▶ Exercise description: Please tally the lines below that contain the word "Summary" and reply with the total alone.

▶ Data records for software interfaces:
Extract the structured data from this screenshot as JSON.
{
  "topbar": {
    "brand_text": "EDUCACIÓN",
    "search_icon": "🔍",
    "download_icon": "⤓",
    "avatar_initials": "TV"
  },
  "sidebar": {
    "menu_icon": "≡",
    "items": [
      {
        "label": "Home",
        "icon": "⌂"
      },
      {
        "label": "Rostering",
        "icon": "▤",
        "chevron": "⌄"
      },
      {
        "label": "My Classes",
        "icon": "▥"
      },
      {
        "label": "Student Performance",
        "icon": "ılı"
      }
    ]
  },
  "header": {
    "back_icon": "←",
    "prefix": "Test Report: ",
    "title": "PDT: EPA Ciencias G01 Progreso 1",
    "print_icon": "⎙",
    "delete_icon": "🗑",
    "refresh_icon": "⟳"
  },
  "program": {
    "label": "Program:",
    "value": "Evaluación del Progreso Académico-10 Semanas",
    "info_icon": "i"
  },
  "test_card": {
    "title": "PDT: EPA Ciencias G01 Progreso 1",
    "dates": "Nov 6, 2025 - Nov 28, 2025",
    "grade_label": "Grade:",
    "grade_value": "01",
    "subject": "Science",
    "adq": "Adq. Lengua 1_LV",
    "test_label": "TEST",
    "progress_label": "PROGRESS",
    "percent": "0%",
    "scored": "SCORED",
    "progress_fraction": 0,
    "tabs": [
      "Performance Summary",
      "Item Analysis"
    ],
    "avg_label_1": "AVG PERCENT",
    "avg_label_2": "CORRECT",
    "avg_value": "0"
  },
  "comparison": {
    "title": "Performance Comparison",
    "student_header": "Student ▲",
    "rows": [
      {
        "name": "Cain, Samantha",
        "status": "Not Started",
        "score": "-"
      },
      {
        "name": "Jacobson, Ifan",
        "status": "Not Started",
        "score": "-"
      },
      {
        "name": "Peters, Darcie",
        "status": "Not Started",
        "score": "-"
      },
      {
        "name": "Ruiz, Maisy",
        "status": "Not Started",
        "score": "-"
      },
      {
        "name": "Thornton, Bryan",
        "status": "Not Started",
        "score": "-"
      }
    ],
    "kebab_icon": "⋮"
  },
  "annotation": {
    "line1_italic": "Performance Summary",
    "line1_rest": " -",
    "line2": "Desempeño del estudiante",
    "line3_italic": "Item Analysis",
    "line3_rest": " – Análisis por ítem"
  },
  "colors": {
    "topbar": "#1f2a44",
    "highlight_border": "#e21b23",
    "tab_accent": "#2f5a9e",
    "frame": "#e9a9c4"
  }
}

▶ Your solution: 2